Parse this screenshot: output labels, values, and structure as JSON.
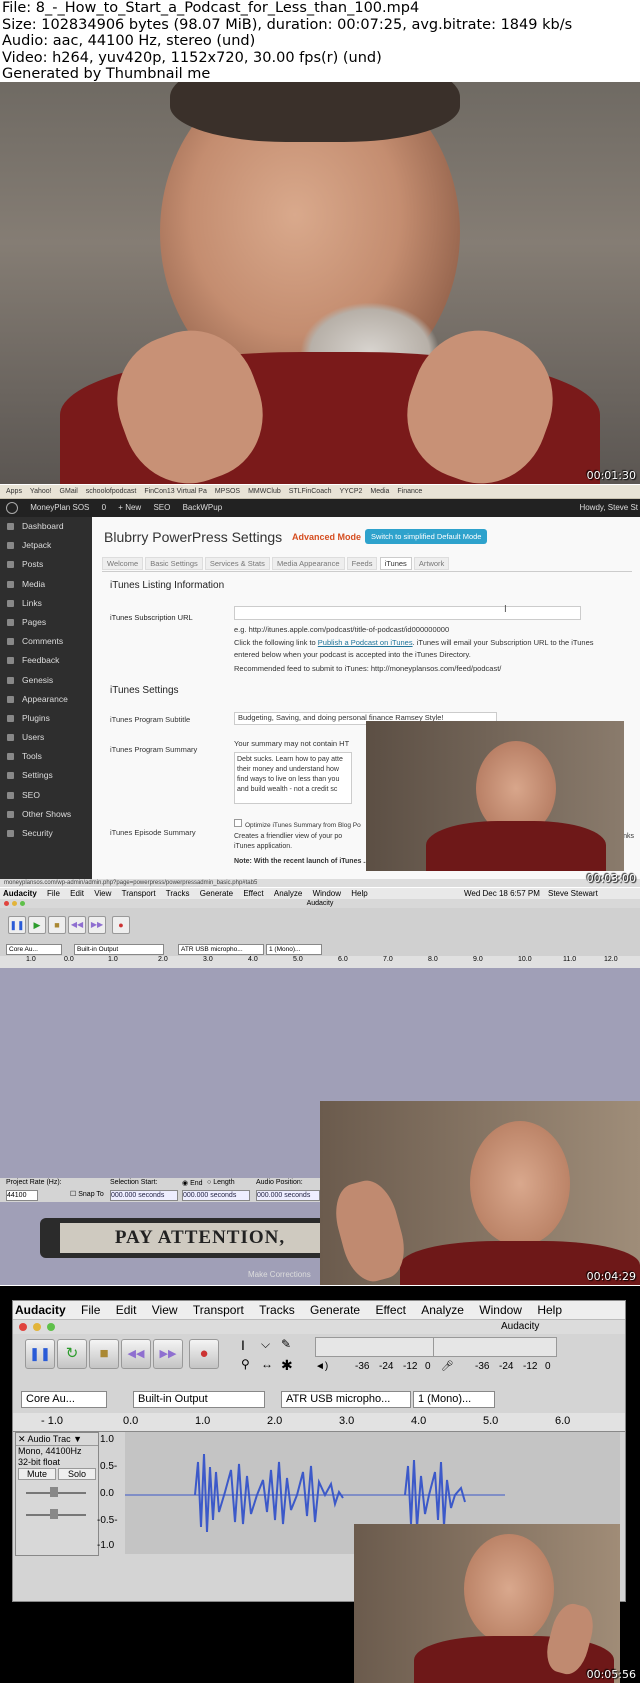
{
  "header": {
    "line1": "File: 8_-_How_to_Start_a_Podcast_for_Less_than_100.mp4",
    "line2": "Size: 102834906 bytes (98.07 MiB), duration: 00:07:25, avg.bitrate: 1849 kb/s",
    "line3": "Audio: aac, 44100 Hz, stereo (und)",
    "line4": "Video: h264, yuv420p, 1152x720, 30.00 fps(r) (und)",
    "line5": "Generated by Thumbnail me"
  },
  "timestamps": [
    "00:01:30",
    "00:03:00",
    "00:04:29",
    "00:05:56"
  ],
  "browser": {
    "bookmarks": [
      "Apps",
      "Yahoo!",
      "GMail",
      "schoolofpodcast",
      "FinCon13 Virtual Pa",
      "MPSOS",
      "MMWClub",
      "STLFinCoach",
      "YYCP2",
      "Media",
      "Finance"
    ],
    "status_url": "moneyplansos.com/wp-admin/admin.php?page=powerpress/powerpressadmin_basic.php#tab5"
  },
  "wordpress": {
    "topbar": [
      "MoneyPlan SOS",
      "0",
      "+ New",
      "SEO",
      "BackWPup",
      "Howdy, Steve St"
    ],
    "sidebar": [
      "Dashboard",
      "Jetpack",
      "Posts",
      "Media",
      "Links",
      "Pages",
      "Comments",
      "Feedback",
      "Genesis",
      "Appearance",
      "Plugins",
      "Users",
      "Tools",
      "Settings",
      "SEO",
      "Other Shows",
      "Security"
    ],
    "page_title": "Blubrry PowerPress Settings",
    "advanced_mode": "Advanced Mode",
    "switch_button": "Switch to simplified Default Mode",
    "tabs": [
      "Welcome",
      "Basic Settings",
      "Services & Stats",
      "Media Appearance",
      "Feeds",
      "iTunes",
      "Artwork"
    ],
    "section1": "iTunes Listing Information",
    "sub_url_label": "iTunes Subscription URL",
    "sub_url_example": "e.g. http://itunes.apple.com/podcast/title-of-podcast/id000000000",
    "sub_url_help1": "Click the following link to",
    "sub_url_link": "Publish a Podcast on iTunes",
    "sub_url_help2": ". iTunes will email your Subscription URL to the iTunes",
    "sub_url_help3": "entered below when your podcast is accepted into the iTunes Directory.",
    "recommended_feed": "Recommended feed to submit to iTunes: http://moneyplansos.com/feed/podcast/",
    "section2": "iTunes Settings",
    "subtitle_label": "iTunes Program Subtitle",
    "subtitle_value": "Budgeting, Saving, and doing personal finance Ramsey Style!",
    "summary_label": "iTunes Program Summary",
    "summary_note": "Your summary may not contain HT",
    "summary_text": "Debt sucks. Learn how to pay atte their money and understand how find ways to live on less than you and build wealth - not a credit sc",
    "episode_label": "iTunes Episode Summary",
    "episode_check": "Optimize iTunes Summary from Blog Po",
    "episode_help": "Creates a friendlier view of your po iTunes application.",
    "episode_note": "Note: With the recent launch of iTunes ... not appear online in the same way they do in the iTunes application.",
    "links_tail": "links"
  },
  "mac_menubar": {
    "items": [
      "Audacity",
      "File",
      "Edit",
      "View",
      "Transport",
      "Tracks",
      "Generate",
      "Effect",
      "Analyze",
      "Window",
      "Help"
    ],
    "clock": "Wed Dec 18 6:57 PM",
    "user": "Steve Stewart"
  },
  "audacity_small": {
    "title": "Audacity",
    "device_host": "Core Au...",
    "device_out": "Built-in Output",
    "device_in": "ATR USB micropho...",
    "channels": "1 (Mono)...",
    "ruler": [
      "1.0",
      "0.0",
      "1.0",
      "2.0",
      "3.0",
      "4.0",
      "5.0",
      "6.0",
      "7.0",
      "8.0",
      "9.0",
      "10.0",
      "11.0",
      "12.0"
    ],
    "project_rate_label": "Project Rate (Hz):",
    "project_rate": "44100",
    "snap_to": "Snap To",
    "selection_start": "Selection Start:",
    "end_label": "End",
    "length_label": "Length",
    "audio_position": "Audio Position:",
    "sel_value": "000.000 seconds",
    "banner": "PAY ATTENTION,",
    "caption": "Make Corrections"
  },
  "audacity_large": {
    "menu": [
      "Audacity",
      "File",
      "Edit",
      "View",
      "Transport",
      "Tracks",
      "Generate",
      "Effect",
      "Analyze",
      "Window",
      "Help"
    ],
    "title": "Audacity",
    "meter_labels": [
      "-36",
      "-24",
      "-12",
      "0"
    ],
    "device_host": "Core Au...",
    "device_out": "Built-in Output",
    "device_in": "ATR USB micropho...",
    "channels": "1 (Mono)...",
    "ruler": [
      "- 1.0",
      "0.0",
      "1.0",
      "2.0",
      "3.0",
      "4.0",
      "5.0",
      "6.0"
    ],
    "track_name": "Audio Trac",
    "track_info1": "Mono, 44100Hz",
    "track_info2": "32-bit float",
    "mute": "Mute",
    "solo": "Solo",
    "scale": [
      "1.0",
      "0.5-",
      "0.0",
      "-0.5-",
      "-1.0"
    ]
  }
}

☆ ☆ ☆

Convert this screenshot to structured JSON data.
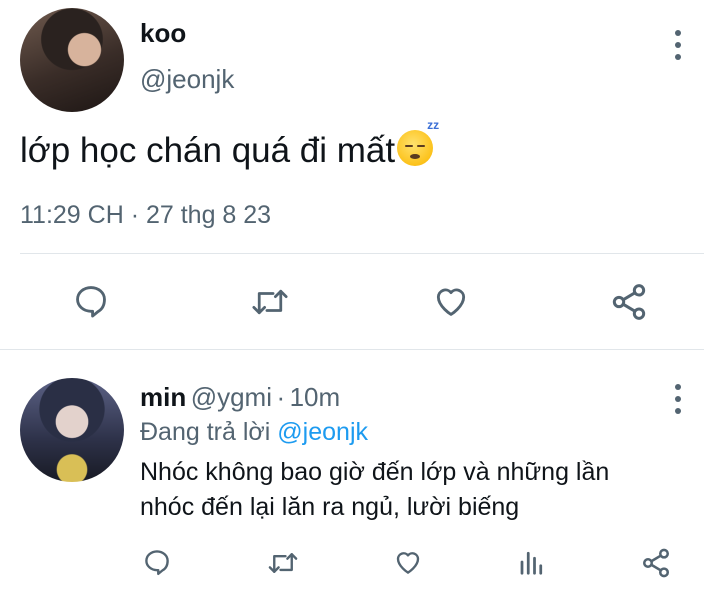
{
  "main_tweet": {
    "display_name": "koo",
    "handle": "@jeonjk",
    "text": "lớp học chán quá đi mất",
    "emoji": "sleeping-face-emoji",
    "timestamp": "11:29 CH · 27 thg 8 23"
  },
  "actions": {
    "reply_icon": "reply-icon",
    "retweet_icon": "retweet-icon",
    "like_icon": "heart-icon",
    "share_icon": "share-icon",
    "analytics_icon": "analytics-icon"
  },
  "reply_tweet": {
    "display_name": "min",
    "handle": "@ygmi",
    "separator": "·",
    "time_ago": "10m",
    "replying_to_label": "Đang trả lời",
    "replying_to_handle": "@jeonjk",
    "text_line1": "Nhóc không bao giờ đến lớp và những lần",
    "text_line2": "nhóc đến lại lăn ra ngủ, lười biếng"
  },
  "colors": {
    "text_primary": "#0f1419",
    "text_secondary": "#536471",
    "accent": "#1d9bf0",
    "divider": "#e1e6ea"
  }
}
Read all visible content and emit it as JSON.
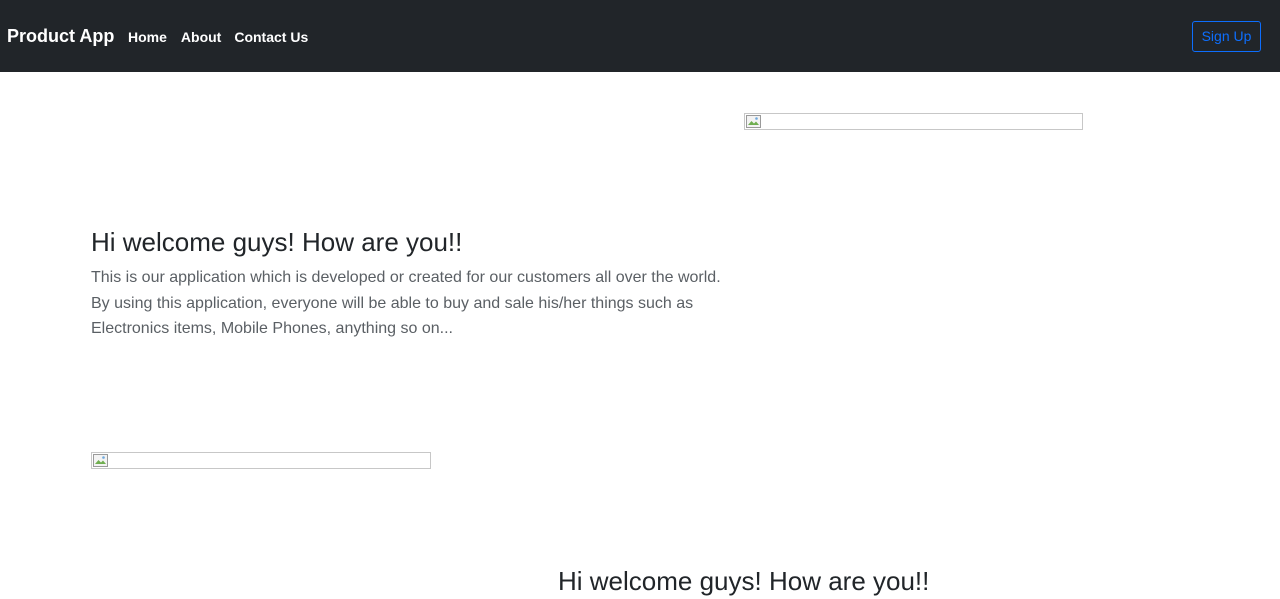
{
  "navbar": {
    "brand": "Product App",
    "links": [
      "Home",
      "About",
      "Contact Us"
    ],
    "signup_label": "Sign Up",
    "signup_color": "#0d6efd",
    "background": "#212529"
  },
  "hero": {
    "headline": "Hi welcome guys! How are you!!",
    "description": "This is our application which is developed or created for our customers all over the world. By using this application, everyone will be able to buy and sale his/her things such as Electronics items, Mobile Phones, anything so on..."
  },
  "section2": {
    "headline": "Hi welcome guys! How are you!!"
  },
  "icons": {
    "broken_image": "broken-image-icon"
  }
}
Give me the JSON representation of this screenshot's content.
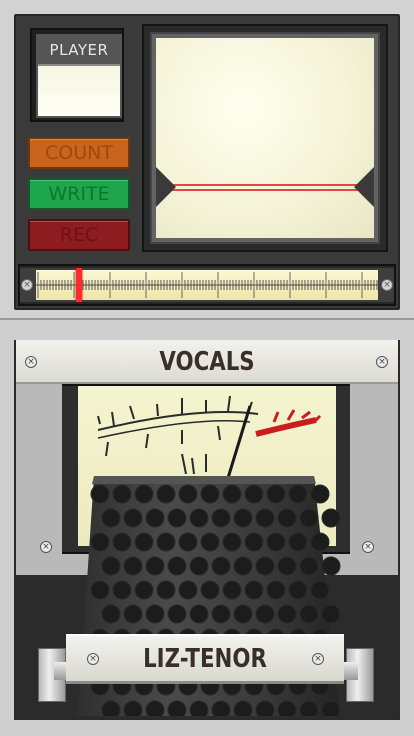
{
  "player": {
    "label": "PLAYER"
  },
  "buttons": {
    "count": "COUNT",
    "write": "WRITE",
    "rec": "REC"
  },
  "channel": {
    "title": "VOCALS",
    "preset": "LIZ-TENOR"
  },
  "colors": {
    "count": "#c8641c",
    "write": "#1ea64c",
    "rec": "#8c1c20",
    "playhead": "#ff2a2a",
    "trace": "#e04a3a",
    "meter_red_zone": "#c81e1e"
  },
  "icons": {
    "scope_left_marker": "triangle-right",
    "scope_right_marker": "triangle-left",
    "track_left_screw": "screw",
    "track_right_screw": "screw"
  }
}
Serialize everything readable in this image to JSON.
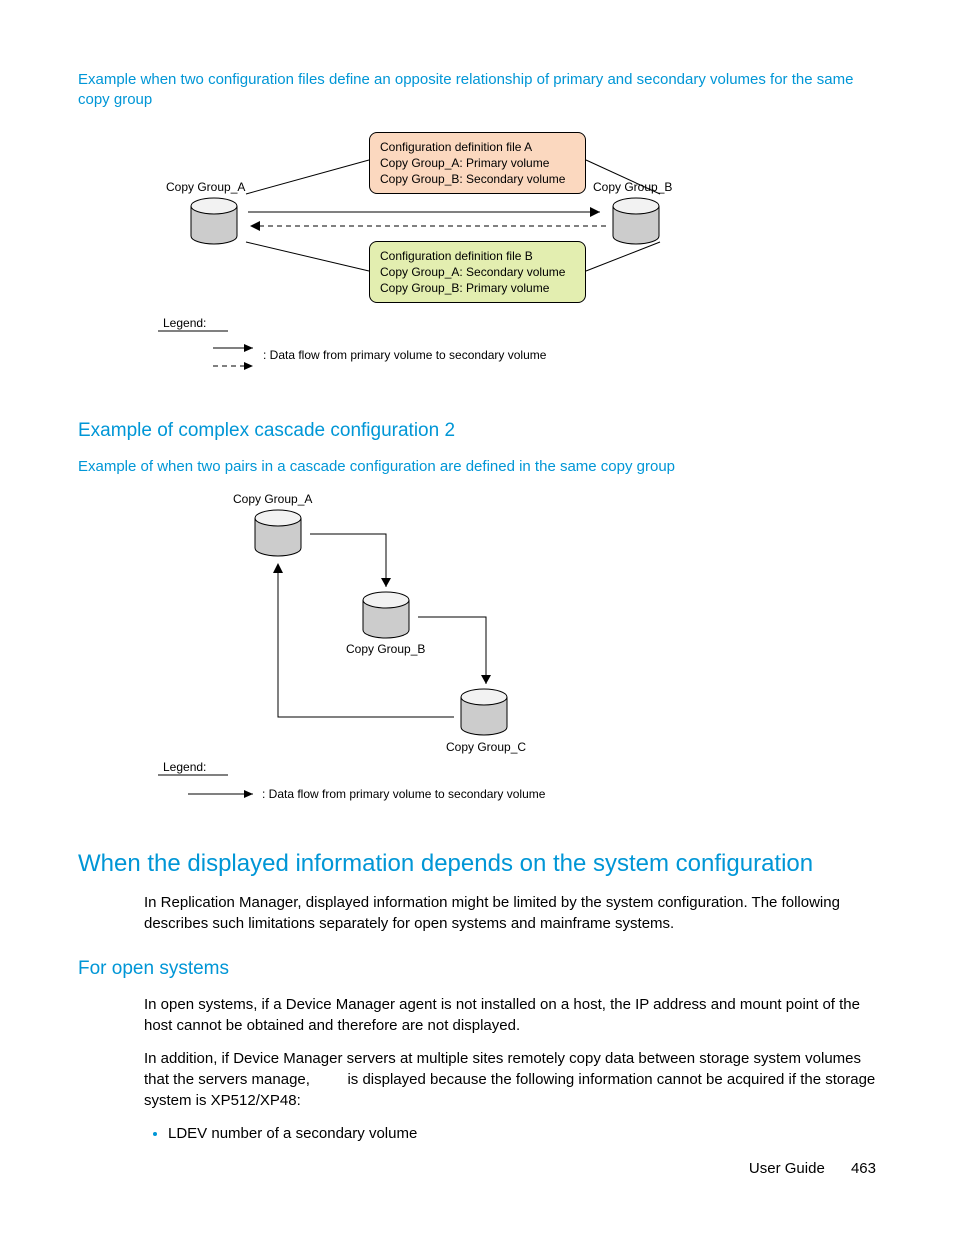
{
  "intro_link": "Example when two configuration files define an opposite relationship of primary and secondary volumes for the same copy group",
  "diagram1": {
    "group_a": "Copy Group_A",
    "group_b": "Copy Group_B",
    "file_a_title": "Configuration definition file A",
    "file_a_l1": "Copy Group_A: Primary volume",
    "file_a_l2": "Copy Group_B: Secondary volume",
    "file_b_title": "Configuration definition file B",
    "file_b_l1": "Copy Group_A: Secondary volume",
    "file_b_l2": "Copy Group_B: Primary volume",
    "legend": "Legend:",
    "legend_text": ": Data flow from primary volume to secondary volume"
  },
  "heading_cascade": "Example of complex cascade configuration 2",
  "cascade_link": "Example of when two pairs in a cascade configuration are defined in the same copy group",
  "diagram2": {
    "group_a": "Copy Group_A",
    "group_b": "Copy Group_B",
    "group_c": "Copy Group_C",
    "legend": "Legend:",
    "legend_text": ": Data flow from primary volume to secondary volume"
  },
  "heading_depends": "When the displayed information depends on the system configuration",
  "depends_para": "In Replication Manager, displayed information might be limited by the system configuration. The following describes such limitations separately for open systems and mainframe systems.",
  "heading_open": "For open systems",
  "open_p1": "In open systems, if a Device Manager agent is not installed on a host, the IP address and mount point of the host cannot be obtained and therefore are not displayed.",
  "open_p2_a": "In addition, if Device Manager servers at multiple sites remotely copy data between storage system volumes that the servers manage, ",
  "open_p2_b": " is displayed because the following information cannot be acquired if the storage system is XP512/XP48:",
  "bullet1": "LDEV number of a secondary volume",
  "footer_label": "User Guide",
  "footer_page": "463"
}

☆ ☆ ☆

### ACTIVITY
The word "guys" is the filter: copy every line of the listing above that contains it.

### WRITTEN RESPONSE
    "headline": "Hi welcome guys! How are you!!",
    "headline": "Hi welcome guys! How are you!!"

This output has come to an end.